But rap offered more than just the appeal of a deep baseline. Axelman said that his upbringing in Maine sheltered him from the reality of current race relations and the modern civil rights movement. The thematic complexity of rap allowed him to better grasp current tensions and “enlightened (him) about the terrible things that white America was doing to people of color.”

Axelman did not pursue his passion for music academically. He decided to concentrate in environmental science  and work in the lab of Mark Bertness, a professor of ecology and evolutionary biology. Still, Axelman’s senior year at Brown proved instrumental to his development as an artist, as he released his first mixtape. He added that during his final semester as a point-fiver, he threw large parties at his home on Wickenden Street and received positive reactions to his performances. “People seemed to like my stuff, which was really exciting.”

“After graduation, his identity shifted more towards his social conscience, his music and that sphere,” Bertness said.

Axelman slowly built up a resume with experiences teaching hip hop. He first used hip hop as a medium for creative writing but slowly began to utilize the genre as a means for discussion on racial inequality. “Especially as a white person doing hip hop, I had a responsibility to talk about modern civil rights and cultural appropriation.”

Axelman created a hip hop program at the Wheeler School three years ago alongside SydeSho, his teaching and performance partner in the duo Funk Underground. “As a white dude, I shouldn’t be the only voice claiming to understand hip hop. That’s unacceptable, so with SydeSho’s help, we made sure that there was equality in what was represented in our discussions.” The courses mostly tackled racism, segregation and civil rights issues like mass incarceration.
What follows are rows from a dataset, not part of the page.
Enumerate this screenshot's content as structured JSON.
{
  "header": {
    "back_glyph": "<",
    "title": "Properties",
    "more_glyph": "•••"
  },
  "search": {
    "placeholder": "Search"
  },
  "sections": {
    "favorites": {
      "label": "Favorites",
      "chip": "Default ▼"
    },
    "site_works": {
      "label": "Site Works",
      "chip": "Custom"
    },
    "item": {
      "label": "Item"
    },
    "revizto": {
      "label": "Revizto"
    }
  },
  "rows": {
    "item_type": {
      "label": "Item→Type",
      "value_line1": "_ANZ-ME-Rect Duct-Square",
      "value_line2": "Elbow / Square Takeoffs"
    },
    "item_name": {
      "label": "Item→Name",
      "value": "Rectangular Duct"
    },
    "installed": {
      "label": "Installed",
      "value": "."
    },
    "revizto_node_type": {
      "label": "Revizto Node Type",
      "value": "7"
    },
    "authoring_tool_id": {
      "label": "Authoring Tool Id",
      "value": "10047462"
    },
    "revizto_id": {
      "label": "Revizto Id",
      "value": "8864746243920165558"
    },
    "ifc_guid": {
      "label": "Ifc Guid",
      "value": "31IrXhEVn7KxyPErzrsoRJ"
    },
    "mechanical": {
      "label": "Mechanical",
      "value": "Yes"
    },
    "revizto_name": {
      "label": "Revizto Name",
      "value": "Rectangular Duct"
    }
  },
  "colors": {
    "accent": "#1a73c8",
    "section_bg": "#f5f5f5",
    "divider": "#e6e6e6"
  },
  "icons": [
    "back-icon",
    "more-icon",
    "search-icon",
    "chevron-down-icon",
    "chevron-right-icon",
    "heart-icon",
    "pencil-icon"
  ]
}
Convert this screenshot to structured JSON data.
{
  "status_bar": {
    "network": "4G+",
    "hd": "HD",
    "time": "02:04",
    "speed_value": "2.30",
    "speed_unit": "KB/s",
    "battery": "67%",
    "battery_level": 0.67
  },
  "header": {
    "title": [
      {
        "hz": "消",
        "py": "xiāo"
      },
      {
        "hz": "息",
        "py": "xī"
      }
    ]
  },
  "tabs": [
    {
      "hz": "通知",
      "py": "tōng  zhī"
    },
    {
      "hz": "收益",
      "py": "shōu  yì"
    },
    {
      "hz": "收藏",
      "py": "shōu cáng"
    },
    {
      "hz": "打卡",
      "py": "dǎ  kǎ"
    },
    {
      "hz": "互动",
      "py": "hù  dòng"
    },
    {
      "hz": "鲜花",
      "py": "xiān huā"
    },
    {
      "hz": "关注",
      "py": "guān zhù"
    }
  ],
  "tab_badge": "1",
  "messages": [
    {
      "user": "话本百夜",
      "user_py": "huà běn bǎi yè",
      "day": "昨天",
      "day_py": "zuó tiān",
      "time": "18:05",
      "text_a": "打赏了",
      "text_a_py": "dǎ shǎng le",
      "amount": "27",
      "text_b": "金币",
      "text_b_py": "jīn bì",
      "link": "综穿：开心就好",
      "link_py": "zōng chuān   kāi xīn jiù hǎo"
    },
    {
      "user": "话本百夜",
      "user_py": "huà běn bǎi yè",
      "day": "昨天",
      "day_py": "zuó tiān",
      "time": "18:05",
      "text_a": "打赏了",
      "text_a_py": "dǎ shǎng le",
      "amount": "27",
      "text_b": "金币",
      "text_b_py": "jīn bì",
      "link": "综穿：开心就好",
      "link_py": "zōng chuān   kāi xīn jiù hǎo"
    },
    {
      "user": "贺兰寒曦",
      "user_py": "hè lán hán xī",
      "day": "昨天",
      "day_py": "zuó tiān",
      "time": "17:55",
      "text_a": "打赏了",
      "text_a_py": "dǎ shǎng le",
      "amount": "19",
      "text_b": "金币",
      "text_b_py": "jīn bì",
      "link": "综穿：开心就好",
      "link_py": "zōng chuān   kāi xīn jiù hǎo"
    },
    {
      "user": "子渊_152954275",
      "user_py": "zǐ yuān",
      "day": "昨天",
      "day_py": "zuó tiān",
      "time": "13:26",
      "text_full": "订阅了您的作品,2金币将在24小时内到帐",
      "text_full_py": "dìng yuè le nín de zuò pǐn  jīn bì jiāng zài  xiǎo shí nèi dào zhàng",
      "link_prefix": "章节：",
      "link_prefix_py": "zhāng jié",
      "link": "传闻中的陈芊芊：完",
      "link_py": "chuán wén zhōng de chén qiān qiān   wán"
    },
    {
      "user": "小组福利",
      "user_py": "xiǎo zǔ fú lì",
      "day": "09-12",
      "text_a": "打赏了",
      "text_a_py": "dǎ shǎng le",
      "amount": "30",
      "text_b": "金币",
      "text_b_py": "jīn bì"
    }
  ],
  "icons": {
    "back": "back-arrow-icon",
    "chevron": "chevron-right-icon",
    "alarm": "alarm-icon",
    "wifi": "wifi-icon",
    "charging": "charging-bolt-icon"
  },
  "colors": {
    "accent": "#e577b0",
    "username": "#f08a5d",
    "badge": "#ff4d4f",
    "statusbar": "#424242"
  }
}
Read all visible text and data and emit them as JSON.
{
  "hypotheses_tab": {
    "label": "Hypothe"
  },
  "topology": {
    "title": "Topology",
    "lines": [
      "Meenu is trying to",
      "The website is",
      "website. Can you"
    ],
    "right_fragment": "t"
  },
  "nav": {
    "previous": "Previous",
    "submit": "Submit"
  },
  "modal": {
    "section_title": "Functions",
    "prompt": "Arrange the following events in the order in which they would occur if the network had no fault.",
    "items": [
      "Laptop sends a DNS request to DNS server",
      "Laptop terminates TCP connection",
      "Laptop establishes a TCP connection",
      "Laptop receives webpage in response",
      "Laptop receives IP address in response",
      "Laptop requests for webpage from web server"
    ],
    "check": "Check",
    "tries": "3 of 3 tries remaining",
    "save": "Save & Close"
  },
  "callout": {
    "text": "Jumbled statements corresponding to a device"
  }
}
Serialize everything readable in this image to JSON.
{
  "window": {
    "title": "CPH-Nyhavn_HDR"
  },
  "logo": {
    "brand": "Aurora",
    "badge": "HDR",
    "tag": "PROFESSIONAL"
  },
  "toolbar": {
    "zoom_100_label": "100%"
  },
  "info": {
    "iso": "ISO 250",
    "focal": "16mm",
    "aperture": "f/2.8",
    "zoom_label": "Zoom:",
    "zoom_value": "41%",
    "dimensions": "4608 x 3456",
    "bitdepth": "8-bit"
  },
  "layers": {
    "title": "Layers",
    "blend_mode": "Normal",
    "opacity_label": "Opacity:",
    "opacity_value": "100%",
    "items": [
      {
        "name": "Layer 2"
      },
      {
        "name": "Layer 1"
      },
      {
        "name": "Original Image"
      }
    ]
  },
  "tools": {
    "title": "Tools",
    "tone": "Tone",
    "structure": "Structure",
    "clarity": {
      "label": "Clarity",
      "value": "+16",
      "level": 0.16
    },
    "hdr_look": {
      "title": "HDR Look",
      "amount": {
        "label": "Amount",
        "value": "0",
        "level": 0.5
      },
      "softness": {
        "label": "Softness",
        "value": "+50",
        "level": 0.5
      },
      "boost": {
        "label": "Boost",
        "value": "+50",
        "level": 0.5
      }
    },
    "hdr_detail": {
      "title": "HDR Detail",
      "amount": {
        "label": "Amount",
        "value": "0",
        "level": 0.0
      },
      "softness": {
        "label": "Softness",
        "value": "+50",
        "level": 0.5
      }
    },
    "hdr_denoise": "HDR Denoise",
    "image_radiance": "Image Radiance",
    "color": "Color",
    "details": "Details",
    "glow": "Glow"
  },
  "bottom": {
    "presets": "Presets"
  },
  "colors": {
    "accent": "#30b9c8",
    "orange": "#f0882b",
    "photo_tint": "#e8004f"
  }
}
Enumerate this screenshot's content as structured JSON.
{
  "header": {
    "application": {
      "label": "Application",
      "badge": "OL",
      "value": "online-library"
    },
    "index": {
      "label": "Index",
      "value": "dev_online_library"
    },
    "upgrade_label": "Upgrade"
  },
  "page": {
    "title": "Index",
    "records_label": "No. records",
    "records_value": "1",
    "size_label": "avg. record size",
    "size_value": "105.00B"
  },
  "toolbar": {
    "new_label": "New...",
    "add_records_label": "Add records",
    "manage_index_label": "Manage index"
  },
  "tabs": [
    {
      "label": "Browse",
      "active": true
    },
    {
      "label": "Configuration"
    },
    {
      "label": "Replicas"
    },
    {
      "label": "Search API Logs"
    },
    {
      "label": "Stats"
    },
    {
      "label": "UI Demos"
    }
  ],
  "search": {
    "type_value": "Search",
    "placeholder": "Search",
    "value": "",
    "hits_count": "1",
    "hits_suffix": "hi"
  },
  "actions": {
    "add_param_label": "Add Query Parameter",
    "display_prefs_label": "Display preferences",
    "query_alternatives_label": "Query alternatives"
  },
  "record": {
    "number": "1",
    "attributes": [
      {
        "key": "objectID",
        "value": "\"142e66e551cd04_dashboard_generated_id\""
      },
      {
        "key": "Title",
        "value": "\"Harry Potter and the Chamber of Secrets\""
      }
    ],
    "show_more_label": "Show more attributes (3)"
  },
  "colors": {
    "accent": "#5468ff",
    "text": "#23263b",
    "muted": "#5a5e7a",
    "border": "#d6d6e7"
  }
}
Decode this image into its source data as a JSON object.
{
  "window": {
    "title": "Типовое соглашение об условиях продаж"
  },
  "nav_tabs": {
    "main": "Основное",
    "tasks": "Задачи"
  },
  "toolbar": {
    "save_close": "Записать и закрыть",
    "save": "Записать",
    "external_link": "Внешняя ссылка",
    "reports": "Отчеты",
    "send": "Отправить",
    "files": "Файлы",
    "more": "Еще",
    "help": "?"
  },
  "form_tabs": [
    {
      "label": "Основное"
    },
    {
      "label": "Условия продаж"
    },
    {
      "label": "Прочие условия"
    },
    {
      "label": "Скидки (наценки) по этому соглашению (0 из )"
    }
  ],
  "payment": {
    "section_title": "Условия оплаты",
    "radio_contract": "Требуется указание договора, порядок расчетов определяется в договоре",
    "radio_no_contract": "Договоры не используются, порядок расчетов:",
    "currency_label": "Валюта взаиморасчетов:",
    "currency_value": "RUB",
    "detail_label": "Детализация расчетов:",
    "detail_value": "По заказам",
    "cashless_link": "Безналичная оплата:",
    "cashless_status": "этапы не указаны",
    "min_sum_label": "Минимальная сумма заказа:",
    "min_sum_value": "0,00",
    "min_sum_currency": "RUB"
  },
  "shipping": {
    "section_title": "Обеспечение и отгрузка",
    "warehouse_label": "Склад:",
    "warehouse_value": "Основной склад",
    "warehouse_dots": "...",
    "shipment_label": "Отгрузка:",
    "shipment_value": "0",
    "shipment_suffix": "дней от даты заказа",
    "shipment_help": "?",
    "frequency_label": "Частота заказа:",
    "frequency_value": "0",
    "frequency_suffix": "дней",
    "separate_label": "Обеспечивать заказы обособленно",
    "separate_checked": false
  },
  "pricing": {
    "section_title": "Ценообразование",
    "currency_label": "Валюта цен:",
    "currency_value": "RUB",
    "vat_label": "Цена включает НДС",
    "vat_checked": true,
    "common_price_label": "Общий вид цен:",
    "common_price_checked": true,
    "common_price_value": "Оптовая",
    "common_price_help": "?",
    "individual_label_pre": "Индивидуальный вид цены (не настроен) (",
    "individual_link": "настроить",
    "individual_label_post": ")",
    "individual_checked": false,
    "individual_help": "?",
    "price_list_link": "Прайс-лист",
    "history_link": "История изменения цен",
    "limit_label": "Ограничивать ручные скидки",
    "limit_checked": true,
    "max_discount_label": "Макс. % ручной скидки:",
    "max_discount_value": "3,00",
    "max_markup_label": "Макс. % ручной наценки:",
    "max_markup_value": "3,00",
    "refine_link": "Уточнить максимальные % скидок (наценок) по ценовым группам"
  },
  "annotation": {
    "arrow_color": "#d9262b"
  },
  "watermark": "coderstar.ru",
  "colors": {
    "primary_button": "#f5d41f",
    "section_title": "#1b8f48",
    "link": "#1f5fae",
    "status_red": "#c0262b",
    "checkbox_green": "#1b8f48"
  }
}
Funk Underground released a mixtape in June 2015 and toured the northeastern and Midwestern United States and Canada over the summer, but Axelman and SydeSho are currently pursuing their own solo music careers.

Besides his work as an eductor and musician, Axelman, along with Nic Gonzales and SydeSho, launched Pushed Learning and Media, a nonprofit that strives to “maintain conversation with people regarding the complexities of identity, privilege and oppression in the modern world.”

“Most white people consuming black art don’t care about black struggles and black politics. They are willing to listen to hip hop but aren’t willing to talk about the issues these artists are bringing up,” Axelman said. “The hypocrisy of valuing black music but not black politics disgusts me.”

Axelman urges other white rap artists to take their music seriously and understand the cultural significance of rap music. “White artists should take the fact that they are doing black music very seriously and be honest with the fact that they are benefitting from black culture. The way they give back is to stand up for black and Latino political issues.”